Tonight is the first night of Chanukah, a time to both light candles and share the story of the courageous Maccabees and the miracle of the oil that, against all odds, lasted for eight nights. When my children were young, often in classes where, as Jewish children, they were in the minority, I went to their classrooms each year. I shared the story of Chanukah, I showed a chanukiah and distributed cookies in the shape of dreidels and stars. Although the kids might say differently (with cookies as the most important thing!), for me the story was, and is, the most vital element.

Like the story of Chanukah, so many of our stories are shared in an oral tradition. We pass them down from generation to generation, repeating them over and over until we tell the stories much as our parents told us and much as our children will tell children of their own. While the nuances may change and the language may shift, the stories are the same at their core and the themes and messages not just shared but preserved.

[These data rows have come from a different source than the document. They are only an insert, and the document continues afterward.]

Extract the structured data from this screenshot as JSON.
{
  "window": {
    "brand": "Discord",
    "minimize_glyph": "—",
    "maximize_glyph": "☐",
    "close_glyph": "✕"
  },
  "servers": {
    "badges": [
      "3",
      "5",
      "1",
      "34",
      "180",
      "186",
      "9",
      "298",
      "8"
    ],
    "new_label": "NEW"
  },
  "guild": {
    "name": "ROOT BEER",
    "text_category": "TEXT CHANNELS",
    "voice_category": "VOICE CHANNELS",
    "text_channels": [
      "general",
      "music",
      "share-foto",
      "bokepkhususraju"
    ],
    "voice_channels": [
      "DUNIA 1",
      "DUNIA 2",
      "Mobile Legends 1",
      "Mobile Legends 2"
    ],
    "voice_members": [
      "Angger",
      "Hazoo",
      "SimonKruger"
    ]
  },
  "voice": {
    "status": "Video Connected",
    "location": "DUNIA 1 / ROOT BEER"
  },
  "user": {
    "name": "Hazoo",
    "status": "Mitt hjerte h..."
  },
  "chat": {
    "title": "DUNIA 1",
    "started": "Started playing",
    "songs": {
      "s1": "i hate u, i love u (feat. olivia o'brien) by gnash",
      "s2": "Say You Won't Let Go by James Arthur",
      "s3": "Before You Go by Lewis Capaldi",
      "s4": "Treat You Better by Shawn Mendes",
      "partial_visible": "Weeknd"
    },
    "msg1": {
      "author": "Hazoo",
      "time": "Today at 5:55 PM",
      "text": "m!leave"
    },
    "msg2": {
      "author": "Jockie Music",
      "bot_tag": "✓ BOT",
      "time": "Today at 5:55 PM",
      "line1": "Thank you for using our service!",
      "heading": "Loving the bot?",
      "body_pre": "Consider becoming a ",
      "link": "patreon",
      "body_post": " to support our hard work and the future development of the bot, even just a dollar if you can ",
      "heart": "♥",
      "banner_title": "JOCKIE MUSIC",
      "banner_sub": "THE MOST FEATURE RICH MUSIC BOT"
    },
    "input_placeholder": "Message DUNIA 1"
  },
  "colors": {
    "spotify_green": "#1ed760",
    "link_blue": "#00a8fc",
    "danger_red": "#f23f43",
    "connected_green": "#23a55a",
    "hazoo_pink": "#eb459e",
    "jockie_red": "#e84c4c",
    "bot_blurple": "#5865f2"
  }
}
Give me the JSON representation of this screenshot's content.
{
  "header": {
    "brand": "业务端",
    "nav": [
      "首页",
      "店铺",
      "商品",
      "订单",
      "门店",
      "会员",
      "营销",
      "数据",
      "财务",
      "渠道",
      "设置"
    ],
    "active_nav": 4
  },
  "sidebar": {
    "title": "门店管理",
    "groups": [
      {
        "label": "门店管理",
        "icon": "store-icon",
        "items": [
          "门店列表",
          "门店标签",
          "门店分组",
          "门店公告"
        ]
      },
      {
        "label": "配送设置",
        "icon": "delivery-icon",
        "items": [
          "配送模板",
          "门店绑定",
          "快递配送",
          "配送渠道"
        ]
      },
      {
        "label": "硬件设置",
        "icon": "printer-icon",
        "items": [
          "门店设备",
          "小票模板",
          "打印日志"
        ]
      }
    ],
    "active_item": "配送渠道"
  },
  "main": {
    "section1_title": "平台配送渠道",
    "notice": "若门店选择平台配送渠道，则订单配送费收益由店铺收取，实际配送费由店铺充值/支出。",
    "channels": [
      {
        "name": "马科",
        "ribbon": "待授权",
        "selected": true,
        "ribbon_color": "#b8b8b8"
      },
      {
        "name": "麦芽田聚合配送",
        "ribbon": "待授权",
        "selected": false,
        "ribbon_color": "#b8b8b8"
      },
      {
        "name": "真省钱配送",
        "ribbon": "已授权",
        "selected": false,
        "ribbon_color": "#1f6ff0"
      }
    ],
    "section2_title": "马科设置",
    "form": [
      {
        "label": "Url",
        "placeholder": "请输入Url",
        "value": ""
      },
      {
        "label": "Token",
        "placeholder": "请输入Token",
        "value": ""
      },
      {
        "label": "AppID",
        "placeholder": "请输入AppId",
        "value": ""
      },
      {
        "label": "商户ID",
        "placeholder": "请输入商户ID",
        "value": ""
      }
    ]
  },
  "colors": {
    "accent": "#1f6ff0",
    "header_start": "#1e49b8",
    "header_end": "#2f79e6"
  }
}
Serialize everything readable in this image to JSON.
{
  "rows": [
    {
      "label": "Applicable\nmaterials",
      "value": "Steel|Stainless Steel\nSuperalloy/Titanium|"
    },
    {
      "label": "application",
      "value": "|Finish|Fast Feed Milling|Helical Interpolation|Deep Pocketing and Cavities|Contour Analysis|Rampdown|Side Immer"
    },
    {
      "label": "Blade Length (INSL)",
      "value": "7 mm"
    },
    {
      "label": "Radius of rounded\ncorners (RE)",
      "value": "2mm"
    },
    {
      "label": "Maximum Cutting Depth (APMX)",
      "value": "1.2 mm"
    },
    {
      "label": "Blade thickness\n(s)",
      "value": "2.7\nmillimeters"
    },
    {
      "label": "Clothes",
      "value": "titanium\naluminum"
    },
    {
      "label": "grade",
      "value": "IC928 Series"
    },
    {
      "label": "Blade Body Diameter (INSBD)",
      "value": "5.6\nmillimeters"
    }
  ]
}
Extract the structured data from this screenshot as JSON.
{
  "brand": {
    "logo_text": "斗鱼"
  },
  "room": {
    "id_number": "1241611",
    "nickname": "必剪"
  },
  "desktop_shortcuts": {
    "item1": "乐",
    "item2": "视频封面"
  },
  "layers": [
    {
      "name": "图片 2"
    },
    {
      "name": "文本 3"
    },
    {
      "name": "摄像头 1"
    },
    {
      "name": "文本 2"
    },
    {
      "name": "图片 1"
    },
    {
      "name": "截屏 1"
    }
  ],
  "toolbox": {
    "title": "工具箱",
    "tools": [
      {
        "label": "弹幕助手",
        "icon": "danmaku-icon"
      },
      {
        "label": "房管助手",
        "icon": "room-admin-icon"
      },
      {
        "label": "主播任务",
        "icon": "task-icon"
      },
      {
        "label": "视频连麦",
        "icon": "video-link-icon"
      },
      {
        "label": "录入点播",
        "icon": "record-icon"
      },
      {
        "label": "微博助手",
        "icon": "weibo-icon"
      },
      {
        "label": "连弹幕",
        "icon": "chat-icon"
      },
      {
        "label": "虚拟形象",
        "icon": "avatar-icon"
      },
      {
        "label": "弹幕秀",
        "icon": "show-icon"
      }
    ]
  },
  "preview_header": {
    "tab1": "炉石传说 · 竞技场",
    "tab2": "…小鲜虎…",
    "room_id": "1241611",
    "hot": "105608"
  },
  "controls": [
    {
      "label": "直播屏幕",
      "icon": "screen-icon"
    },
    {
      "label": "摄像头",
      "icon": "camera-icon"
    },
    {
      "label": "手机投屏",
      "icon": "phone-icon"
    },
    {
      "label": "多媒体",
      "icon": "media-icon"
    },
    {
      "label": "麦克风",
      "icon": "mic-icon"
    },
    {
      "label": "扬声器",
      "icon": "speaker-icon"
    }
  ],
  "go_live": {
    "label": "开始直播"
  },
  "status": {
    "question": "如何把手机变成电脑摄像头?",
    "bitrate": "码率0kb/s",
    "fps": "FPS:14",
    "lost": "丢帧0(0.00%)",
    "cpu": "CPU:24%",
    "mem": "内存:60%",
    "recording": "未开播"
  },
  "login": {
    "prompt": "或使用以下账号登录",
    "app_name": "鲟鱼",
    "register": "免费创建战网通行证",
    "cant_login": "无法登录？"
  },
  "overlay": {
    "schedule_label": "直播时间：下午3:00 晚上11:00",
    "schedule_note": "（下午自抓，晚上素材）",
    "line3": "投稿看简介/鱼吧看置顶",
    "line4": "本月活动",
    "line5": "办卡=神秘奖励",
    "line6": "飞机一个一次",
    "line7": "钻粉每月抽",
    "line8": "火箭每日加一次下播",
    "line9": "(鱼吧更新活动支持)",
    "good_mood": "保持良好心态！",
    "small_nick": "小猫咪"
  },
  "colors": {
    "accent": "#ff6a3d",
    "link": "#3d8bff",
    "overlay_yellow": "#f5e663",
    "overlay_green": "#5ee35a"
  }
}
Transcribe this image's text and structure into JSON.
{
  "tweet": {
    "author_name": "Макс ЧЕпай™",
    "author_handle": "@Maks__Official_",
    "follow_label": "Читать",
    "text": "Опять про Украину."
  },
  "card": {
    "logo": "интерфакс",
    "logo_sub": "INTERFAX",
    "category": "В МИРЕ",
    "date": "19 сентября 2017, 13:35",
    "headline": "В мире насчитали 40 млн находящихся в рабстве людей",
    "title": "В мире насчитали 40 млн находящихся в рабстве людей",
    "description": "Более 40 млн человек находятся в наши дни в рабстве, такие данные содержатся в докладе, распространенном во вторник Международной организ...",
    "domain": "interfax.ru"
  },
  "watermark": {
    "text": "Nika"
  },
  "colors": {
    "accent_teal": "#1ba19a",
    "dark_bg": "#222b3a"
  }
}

As we all know, storytelling is a powerful tool for communication. It’s one of the most effective ways to engage people, capturing their interest in what is being told in a way few other communication tools can do. Stories help people to grow in understanding and they often elicit a deeper and more lasting personal and emotional response. We can teach through stories and we often do.

Yet, as I look around at the world of older adults, I cannot help but think about how many stories there are and how many of them are lost. Each of us has our own journey in life, filled with joys and also sorrows, achievements and disappointments, inspiration and frustration. Our stories are uniquely our own, they are based not only on our own experiences but also our perception of that experience and that makes them profoundly distinct. When we have not asked for the stories, when we have not taken the time to capture them, those stories are lost to us forever, irretrievable and irreplaceable.

Perhaps you have sat at a funeral, as I have, and heard things about the older person that amazed you. Perhaps you have, as is the case for me, lost parents very young and still wish that you could have known more about their lives, their feelings, their goals, their substance. And perhaps an older person in your life has tried to tell you their story, or repeated a story over and over, so that you have closed your ears and your mind to what they have to say.

What if you took some time and asked your loved ones to tell you a story about their life? You could theme your questions around growing up, their career, how they met their spouse and more. You could ask those questions that lead to serious answers—what are you most proud of; are there things in your life you would have done differently; what makes you happy; what do you want to tell future generations and many others. The options are nearly endless. You could save these stories, in written form, recorded on your phone, in whatever way works for you. So that, no matter what, they would not be lost.

If we learned one small part of an elder’s story, if we shared it and preserved it for generations to come, not only would we, I think, honor their lives and share their knowledge but we would enrich our lives immeasurably as well.